The New Nordic cuisine took the world by storm a decade ago and since then garnered Michelin stars for numerous restaurants around Scandinavia. And in Denmark, particularly in Copenhagen, there's a good number of them decorated with Michelin stars for such a small city. That's to be expected though as New Nordic cuisine was practically the brainchild of Rene Redzepi and Claus Meyer of Copenhagen restaurant, noma, which has won World's Best Restaurant four times. Good luck trying to get a reservation there though as they reportedly get about 20,000 a day; probably even more now that they are about to close at the end of the year to reopen as an urban farm.
One of the other Michelin starred restaurants in Copenhagen that's a lot easier to get a table at is Kadeau. More than just a dinner, it was an experience. A unique one, actually. The Danish hygge (pronounced ‘hyoo-guh’) is that cozy feeling of home, warmth, love, and comfort. Beyond what's around you, it's more about that feeling within.
So my unique experience at Kadeau is that hygge experience - in the sense that "I'm about to devour some very fine food, but it feels like it's winter at my own dream cottage up in the mountains and I'm about to snuggle up next to the fireplace, hot tea in hand, audible book ready to play" sort of feeling. Fine and refined but casual and cozy.
Kadeau was born in Bornholm, an island off the coast of Denmark, close to Sweden. The one in Copenhagen pays homage to the one in Bornholm because they said it's quite in the middle of nowhere. The entrance is pretty obscure with just a blue door with the signage just above the doorbell. There is a dark hallway that opens up to the living spaces, which mimics the forest one drives through in Bornholm that opens up to the restaurant on the beach.
The name of the game here is pickling and fermenting. And keeping true to the New Nordic cuisine manifesto basing cooking on the characteristics of their region, most ingredients are native to Bornholm, or otherwise, other parts of Denmark. As I asked to make sure there is no grapefruit on my husband's dishes due to dietary restrictions, our sommelier, Victoria, explained that citrus doesn't grow in Denmark, so, to get that flavor, they use ants. Yes, I ate ants posing as caviar (photo on the right). She also shared that the main farmer and forager is Chef Nicolai Nørregaard's father. So there you go, again bringing it close to home.

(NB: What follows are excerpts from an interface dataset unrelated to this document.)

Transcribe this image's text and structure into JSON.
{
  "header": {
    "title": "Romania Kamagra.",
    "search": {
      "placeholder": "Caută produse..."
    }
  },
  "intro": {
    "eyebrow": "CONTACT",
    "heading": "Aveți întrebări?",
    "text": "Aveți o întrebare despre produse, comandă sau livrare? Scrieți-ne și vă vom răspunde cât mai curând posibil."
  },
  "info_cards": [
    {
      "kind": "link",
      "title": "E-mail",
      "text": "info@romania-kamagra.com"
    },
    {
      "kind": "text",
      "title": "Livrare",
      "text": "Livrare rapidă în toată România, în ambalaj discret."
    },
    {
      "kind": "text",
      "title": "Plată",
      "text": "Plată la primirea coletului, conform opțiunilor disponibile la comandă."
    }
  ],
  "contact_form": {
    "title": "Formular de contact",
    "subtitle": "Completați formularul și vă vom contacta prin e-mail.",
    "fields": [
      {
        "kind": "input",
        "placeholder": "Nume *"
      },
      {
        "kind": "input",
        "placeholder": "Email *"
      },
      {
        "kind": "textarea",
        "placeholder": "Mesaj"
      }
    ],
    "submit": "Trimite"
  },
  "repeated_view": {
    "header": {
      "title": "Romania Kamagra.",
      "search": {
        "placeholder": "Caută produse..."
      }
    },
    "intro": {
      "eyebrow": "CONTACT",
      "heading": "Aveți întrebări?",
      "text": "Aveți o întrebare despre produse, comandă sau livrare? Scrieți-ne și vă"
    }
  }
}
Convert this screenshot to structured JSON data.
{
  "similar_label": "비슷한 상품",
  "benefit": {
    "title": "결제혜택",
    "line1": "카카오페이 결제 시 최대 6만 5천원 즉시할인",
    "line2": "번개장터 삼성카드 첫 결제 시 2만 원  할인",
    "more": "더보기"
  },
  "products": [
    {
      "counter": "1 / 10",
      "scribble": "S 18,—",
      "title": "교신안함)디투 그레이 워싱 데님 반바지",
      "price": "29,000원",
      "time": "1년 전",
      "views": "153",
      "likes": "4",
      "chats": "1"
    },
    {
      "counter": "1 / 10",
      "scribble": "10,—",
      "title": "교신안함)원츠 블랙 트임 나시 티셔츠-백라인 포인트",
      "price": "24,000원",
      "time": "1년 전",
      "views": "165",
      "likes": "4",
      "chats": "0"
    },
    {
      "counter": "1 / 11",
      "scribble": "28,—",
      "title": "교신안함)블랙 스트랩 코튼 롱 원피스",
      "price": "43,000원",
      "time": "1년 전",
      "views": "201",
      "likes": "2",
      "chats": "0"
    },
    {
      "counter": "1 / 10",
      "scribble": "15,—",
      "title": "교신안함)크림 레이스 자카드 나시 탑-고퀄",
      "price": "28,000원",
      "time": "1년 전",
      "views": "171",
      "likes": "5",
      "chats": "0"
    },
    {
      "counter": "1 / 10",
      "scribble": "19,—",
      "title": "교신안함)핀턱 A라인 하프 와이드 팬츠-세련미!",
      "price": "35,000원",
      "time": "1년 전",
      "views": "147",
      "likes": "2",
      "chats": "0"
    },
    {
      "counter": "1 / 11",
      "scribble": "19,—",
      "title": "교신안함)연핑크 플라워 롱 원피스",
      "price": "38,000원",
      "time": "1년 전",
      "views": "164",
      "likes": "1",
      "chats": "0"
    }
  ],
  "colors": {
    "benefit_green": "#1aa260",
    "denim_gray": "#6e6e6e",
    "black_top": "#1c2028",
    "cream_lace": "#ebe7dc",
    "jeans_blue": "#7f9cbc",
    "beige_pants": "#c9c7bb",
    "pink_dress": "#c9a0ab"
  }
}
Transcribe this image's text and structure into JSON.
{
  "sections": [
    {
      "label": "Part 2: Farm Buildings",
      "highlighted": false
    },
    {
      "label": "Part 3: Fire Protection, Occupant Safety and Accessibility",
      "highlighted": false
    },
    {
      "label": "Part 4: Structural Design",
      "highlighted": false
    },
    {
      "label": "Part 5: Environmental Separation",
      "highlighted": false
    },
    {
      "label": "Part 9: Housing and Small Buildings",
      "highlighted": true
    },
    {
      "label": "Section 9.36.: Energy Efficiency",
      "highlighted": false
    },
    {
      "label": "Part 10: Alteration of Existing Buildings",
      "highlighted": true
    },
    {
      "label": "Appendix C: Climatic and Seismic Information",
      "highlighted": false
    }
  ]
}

I'm so glad we spent our 7th anniversary and my 33rd birthday here. When yes we always would go celebrate with a special dinner, it was most special yet intimate and homely. I loved that the food, which we came here for, was obviously top notch, but the environment was casual and so not uppity that we were able to make acquaintances out of the chefs and sommeliers as they were very much open for us to walk around the kitchen, chat about where they came from and what got them here, and have conversations about how Kadeau develops their award winning food.
It was definitely one of the most memorable dinners I've had and I hope the photos of the food entices you to visit as well! I do hope that one day, I will get to visit the one in Bornholm too.
Oh, by the way, I did ask what "Kadeau" means. Apparently it doesn't stand for anything in Danish. I asked if it were based on the French word for gift, but Chef Eric said, "I can make something up, but it really doesn't mean anything."
Bianca is one of the founders of get there | get lost. She is an avid writer and photographer based in Northern California. Her love for history, literature, architecture and food culminate to her passion for traveling and learning about different cultures. She advocates for accessible travel, and continues to explore with her husband and travel partner, Jesús, despite physical limitations. Follow their adventures on Instagram as @gettheregetlost and @coffeeandtherapy.